During recent negotiations between employer and contractor on the form of building contract to be entered into for a fairly significant value development project, the interplay between certain statutory entitlements, the wording in a standard form of contract and the provisions that are agreed in bespoke schedules of amendments came to the fore.
The form of building contract being used is the JCT Design and Build 2016 (“DB2016”), with amendments. The section 111(10) Construction Act 1996 (‘Act’) statutory position, under which a paying party is not required to make payment to the unpaid party if the unpaid party has become insolvent after the period for issuing a pay less notice has expired, is addressed in DB2016 clause 8.7. In that provision, this right is conferred on the employer in the event that the contract has been terminated (for any of several reasons, one of which being insolvency of contractor).

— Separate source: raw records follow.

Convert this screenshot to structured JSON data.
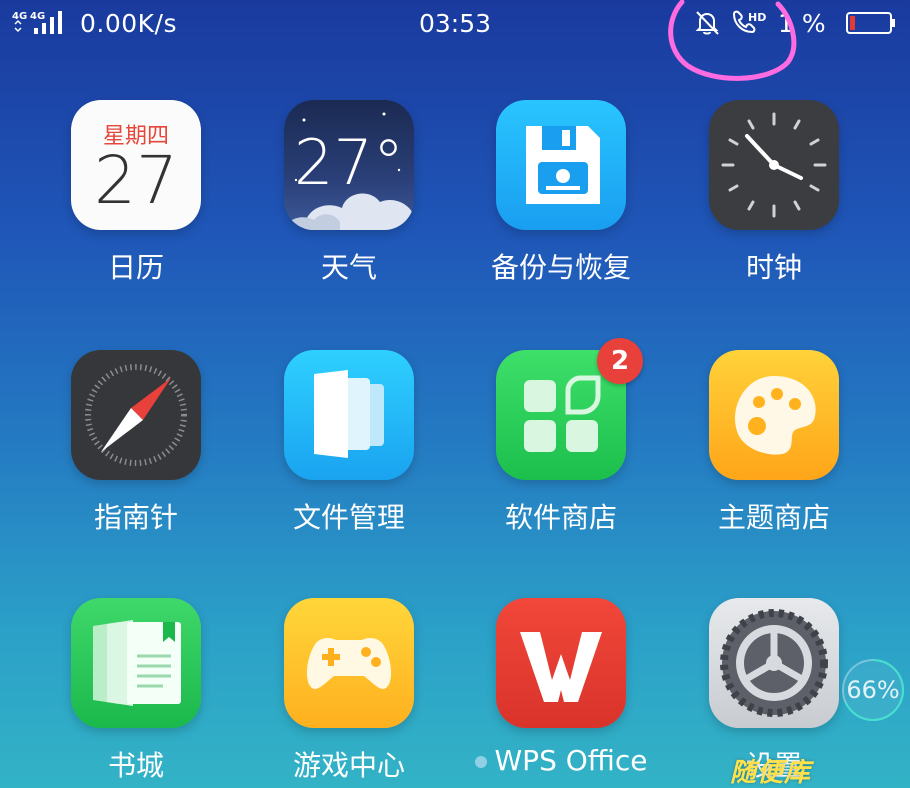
{
  "status_bar": {
    "network": "4G 4G",
    "speed": "0.00K/s",
    "time": "03:53",
    "hd": "HD",
    "battery_text": "1 %",
    "battery_color": "#e53935"
  },
  "apps": [
    {
      "label": "日历",
      "top_text": "星期四",
      "number": "27"
    },
    {
      "label": "天气",
      "number": "27°"
    },
    {
      "label": "备份与恢复"
    },
    {
      "label": "时钟"
    },
    {
      "label": "指南针"
    },
    {
      "label": "文件管理"
    },
    {
      "label": "软件商店",
      "badge": "2"
    },
    {
      "label": "主题商店"
    },
    {
      "label": "书城"
    },
    {
      "label": "游戏中心"
    },
    {
      "label": "WPS Office"
    },
    {
      "label": "设置"
    }
  ],
  "ram_percent": "66%",
  "watermark": "随便库",
  "annotation_color": "#ff6be0"
}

In the schedule of amendments to the DB2016 being negotiated between the parties, an additional sub-clause was added to DB2016 clause 4.9, specifying that a relevant payment need not be made by the employer to contractor if the contractor has become insolvent after the date for issuing a relevant pay less notice has passed. Essentially, the additional wording provides for the Act right to be relied on, but not (as in the unamended DB2016 form) only in connection with a linked termination.
In negotiation, the new sub-clause was identified as a point for discussion, it being clear that the parties were not in agreement as to the origins and intention of the wording insofar as the Act and the wording elsewhere in the DB2016 were concerned. Ultimately, following clarifying discussions, the point of challenge was dropped; the wording remains in the schedule of amendments. The discussion and the challenge to the schedule of amendments served as a useful reminder to be aware of statutory entitlements that are present in some form in a standard form contract, and the potential for these statutory entitlements to be enhanced or addressed differently from the approach taken in drafting the standard form in question.